THE terrorist atrocities in London have been widely condemned as an act of obscene depravity and, rightly, the thoughts and prayers of the nation go out to the victims of these wicked acts.
However the tragedy must not be the catalyst for attacks on Britain's Muslim population, who, of course, were as likely to be caught up in the indiscriminate carnage of London's tube and bus bombs as anyone else. Nor in the strained aftermath of this very predictable outrage should Parliament rush through
draconian emergency legislation simply aimed at "reassuring the public".
History shows that headline-catching "crackdowns" actually help terrorist groups by creating a siege mentality among the community perceived to be sympathisers. What is needed is eternal vigilance by us all, plus a meticulous, patient approach to policing, surveillance and intelligence gathering.
One positive aspect of last week's outrages is that, so far at least, press, public and politicians have eschewed jingoistic and inflammatory statements and headlines that characterised the Anglo-Irish conflict in the 70s, 80s and early 90s.
Now, as citizens and voters, we appreciate that the London outrage is not the fault or responsibility of our Muslim friends and neighbours – just as, belatedly, the realisation dawned that Britain's large and well integrated Irish population did not support IRA violence.
Paradoxically, the one phrase that has not appeared in relation to last Thursday is "mindless violence." For nowadays, we all understand that the attacks launched on the very day of the start of the G8 summit were a very political act indeed in much the same way as the "shock and awe" bombing of Baghdad and the killing of innocent men, women and children in Fallujah.

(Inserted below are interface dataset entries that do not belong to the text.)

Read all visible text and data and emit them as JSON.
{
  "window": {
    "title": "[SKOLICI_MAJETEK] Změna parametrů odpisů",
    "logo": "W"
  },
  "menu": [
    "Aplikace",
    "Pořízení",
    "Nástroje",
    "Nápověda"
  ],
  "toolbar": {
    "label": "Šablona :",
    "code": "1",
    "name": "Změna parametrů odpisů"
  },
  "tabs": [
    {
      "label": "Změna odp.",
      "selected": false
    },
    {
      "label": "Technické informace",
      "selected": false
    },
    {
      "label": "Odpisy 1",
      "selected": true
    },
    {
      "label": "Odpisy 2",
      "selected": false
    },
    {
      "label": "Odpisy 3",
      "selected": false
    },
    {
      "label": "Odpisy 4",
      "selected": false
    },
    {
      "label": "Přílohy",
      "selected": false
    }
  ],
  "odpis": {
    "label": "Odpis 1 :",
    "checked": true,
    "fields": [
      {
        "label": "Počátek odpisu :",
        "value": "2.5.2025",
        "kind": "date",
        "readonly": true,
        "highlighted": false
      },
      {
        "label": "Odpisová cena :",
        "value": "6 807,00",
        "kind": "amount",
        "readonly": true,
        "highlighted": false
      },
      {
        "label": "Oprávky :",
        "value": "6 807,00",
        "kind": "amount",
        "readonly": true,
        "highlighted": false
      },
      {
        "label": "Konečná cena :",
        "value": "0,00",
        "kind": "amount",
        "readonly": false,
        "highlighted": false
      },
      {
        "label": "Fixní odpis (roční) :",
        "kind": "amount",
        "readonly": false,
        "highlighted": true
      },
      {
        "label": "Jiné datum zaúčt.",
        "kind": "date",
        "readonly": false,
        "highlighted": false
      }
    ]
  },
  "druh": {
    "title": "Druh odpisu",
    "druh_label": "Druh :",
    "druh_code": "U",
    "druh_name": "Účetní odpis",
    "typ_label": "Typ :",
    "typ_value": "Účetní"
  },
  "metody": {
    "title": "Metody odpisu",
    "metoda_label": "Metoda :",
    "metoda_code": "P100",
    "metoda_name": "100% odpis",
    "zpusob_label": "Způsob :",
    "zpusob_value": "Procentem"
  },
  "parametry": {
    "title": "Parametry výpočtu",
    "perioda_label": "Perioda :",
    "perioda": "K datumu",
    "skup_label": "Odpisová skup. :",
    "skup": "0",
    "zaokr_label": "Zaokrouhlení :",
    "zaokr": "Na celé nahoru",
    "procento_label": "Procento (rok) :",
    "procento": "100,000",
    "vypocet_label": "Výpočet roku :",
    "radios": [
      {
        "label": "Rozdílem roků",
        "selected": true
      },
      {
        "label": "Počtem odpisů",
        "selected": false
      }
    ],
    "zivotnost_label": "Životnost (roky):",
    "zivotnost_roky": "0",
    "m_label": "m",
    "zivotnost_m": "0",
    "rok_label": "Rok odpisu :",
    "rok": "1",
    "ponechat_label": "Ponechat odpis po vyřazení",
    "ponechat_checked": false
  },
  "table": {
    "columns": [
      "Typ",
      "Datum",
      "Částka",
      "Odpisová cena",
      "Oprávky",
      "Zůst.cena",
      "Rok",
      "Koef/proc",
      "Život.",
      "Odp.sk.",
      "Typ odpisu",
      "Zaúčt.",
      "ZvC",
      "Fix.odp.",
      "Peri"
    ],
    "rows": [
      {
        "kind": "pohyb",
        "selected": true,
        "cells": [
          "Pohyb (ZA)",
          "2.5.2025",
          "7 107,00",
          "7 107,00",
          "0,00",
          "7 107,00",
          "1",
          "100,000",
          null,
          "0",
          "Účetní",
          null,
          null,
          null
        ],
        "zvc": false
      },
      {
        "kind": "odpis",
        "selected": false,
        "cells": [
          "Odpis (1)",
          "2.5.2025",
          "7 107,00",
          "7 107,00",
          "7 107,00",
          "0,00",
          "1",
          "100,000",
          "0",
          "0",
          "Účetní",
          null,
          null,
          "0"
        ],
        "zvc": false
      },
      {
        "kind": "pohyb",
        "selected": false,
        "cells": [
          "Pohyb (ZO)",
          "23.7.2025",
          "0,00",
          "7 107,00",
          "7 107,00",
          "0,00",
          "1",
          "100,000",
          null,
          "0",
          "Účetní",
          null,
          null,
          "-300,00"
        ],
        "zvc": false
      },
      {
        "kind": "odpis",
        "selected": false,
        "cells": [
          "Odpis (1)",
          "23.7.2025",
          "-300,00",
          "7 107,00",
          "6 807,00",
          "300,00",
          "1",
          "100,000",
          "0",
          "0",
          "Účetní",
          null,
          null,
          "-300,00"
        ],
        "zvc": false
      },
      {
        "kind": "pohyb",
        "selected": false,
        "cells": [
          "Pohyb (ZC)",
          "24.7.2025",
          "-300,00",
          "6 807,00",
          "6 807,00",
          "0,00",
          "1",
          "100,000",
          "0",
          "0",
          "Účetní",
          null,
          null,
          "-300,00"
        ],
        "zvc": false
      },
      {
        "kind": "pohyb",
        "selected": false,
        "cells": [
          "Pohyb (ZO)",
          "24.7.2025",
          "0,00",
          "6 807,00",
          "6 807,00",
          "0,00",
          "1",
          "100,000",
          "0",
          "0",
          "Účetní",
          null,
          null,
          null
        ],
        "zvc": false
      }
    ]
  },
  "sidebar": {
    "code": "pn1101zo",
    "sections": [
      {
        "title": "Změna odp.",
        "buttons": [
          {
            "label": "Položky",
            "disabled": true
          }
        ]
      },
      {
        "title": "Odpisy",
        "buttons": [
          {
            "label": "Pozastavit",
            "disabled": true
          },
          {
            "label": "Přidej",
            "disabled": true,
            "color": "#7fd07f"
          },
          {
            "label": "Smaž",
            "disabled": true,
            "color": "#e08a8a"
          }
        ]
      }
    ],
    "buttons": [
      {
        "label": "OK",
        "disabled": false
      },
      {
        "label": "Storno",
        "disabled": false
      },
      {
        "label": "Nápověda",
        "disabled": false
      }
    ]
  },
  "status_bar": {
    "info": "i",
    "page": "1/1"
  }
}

Ultimately, a British government will withdraw its support for George Bush's policy of prosecuting a ‘war on terror' in Iraq. But that should be despite last week's atrocity, not because of it.